The Price of Purity
Leila by Prayaag Akbar Aleph Book Company 224 pages, Rs 453
This elegant dystopian novel, about a future where mob rule has forced all India into colonies segregated by caste and creed, opens with a scream. In the scrum to enforce the anti-pollution measures of ‘Purity One’, the daughter of Hindu Leila and Muslim Riz has disappeared. The novel’s depiction of rampaging moral police offers other horrors for the liberal reader too: If this is science fiction, it veers grimly close to reality.
A literary novel, its payoff is emotional. The story of Leila’s search for her daughter—for whom she endures a Maoist-or ghar
wapasi-style reeducation through drugs, therapy and isolation in ominous Towers—is indeed moving. Akbar’s prose is poetic without pretense. In service of the story, there’s no self-aware bombast to draw attention to the writer at the expense of his characters.

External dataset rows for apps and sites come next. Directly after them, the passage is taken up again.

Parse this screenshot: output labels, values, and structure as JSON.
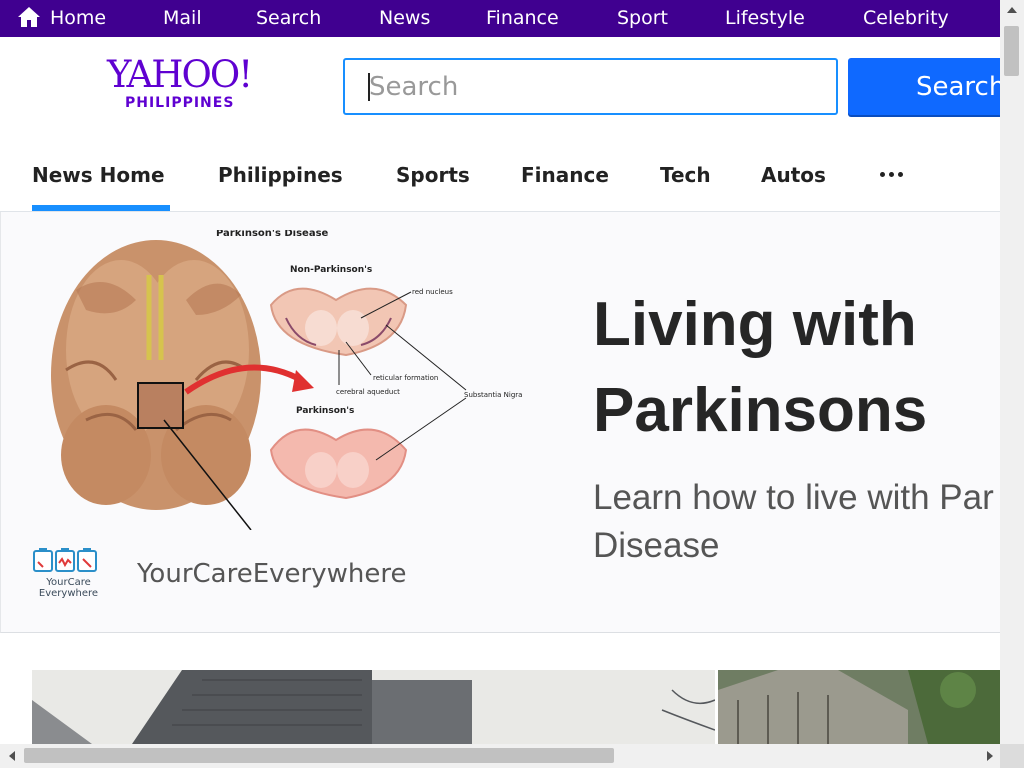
{
  "topbar": {
    "items": [
      "Home",
      "Mail",
      "Search",
      "News",
      "Finance",
      "Sport",
      "Lifestyle",
      "Celebrity"
    ],
    "home_icon": "home-icon",
    "background": "#400090"
  },
  "header": {
    "logo_word": "YAHOO!",
    "logo_region": "PHILIPPINES",
    "search_placeholder": "Search",
    "search_button": "Search",
    "brand_color": "#5f01d1",
    "accent": "#0f69ff"
  },
  "section_nav": {
    "tabs": [
      "News Home",
      "Philippines",
      "Sports",
      "Finance",
      "Tech",
      "Autos"
    ],
    "active_tab": "News Home",
    "more_icon": "more-dots-icon"
  },
  "ad": {
    "headline_line1": "Living with",
    "headline_line2": "Parkinsons",
    "sub_line1": "Learn how to live with Par",
    "sub_line2": "Disease",
    "brand": "YourCareEverywhere",
    "logo_caption_line1": "YourCare",
    "logo_caption_line2": "Everywhere",
    "illustration": {
      "title": "Parkinson's Disease",
      "label_non": "Non-Parkinson's",
      "label_park": "Parkinson's",
      "red_nucleus": "red nucleus",
      "reticular": "reticular formation",
      "aqueduct": "cerebral aqueduct",
      "nigra": "Substantia Nigra"
    }
  }
}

That said, the book is best when at its least futuristic. The world of Purity One is not exotic enough to offer the thrills of genre fiction or the further-removed future of literary scifi like Margaret Atwood’s The Handmaid’s Tale. But in describing Leila’s initial courtship by and marriage to Riz, when full segregation has not yet been implemented, Akbar delivers a sharp portrait of the tensions of class, caste and creed underlying every interaction in today’s India.
The nightmare he presents is a convincing one—albeit predicated essentially on the expansion to society’s elites the rules that are today the status quo for the masses. At the birthday party where Leila’s daughter disappears, a thug-cum-politician from the Repeaters—a sort of Residents’ Welfare Association crossed with the Bajrang Dal— voices a call that ominously echoes the one sent out over radio waves in Rwanda during the genocide. “Each must protect our walls, our women, our communities,” he shouts. “Go forth and do your work. Once again we will reach the pinnacle of the world.”
Sound familiar? These days everybody in India seems to be talking of restoring its past glory, while in Rwanda in 1994, “do your work” was a euphemism for the hard labour of hacking Tutsis to death with machetes.